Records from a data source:
========

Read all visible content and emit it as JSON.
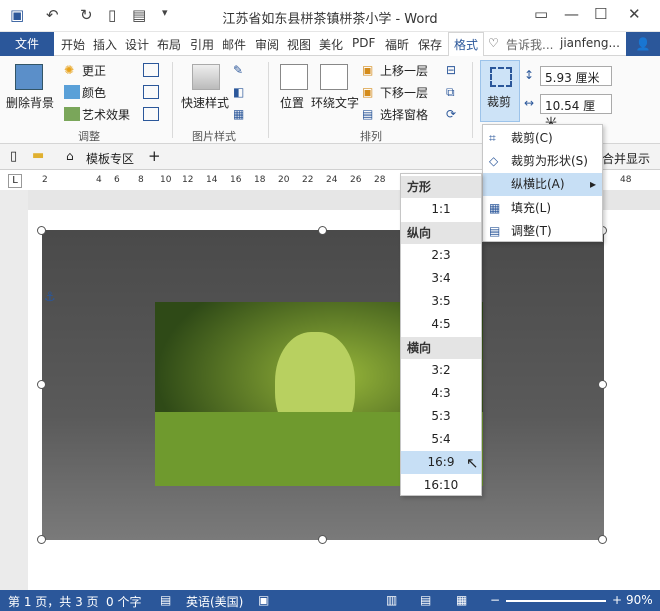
{
  "window": {
    "title": "江苏省如东县栟茶镇栟茶小学 - Word"
  },
  "tabs": [
    "文件",
    "开始",
    "插入",
    "设计",
    "布局",
    "引用",
    "邮件",
    "审阅",
    "视图",
    "美化",
    "PDF",
    "福昕",
    "保存",
    "格式"
  ],
  "tell_me": "告诉我...",
  "user": "jianfeng...",
  "ribbon": {
    "remove_bg": "删除背景",
    "correct": "更正",
    "color": "颜色",
    "artistic": "艺术效果",
    "group_adjust": "调整",
    "quick_styles": "快速样式",
    "group_pic_styles": "图片样式",
    "position": "位置",
    "wrap_text": "环绕文字",
    "bring_forward": "上移一层",
    "send_backward": "下移一层",
    "selection_pane": "选择窗格",
    "group_arrange": "排列",
    "crop": "裁剪",
    "height_val": "5.93 厘米",
    "width_val": "10.54 厘米"
  },
  "docbar": {
    "template_tab": "模板专区",
    "merge_show": "合并显示"
  },
  "ruler_numbers": [
    "2",
    "2",
    "4",
    "6",
    "8",
    "10",
    "12",
    "14",
    "16",
    "18",
    "20",
    "22",
    "24",
    "26",
    "28",
    "48"
  ],
  "crop_menu": {
    "items": [
      "裁剪(C)",
      "裁剪为形状(S)",
      "纵横比(A)",
      "填充(L)",
      "调整(T)"
    ]
  },
  "aspect_menu": {
    "square_header": "方形",
    "square": [
      "1:1"
    ],
    "portrait_header": "纵向",
    "portrait": [
      "2:3",
      "3:4",
      "3:5",
      "4:5"
    ],
    "landscape_header": "横向",
    "landscape": [
      "3:2",
      "4:3",
      "5:3",
      "5:4",
      "16:9",
      "16:10"
    ]
  },
  "status": {
    "page": "第 1 页，共 3 页",
    "words": "0 个字",
    "lang": "英语(美国)",
    "zoom": "90%"
  }
}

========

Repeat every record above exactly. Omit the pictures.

▶ [Expected answer]:
Read all visible content and emit it as JSON.
{
  "window": {
    "title": "江苏省如东县栟茶镇栟茶小学 - Word"
  },
  "tabs": [
    "文件",
    "开始",
    "插入",
    "设计",
    "布局",
    "引用",
    "邮件",
    "审阅",
    "视图",
    "美化",
    "PDF",
    "福昕",
    "保存",
    "格式"
  ],
  "tell_me": "告诉我...",
  "user": "jianfeng...",
  "ribbon": {
    "remove_bg": "删除背景",
    "correct": "更正",
    "color": "颜色",
    "artistic": "艺术效果",
    "group_adjust": "调整",
    "quick_styles": "快速样式",
    "group_pic_styles": "图片样式",
    "position": "位置",
    "wrap_text": "环绕文字",
    "bring_forward": "上移一层",
    "send_backward": "下移一层",
    "selection_pane": "选择窗格",
    "group_arrange": "排列",
    "crop": "裁剪",
    "height_val": "5.93 厘米",
    "width_val": "10.54 厘米"
  },
  "docbar": {
    "template_tab": "模板专区",
    "merge_show": "合并显示"
  },
  "ruler_numbers": [
    "2",
    "2",
    "4",
    "6",
    "8",
    "10",
    "12",
    "14",
    "16",
    "18",
    "20",
    "22",
    "24",
    "26",
    "28",
    "48"
  ],
  "crop_menu": {
    "items": [
      "裁剪(C)",
      "裁剪为形状(S)",
      "纵横比(A)",
      "填充(L)",
      "调整(T)"
    ]
  },
  "aspect_menu": {
    "square_header": "方形",
    "square": [
      "1:1"
    ],
    "portrait_header": "纵向",
    "portrait": [
      "2:3",
      "3:4",
      "3:5",
      "4:5"
    ],
    "landscape_header": "横向",
    "landscape": [
      "3:2",
      "4:3",
      "5:3",
      "5:4",
      "16:9",
      "16:10"
    ]
  },
  "status": {
    "page": "第 1 页，共 3 页",
    "words": "0 个字",
    "lang": "英语(美国)",
    "zoom": "90%"
  }
}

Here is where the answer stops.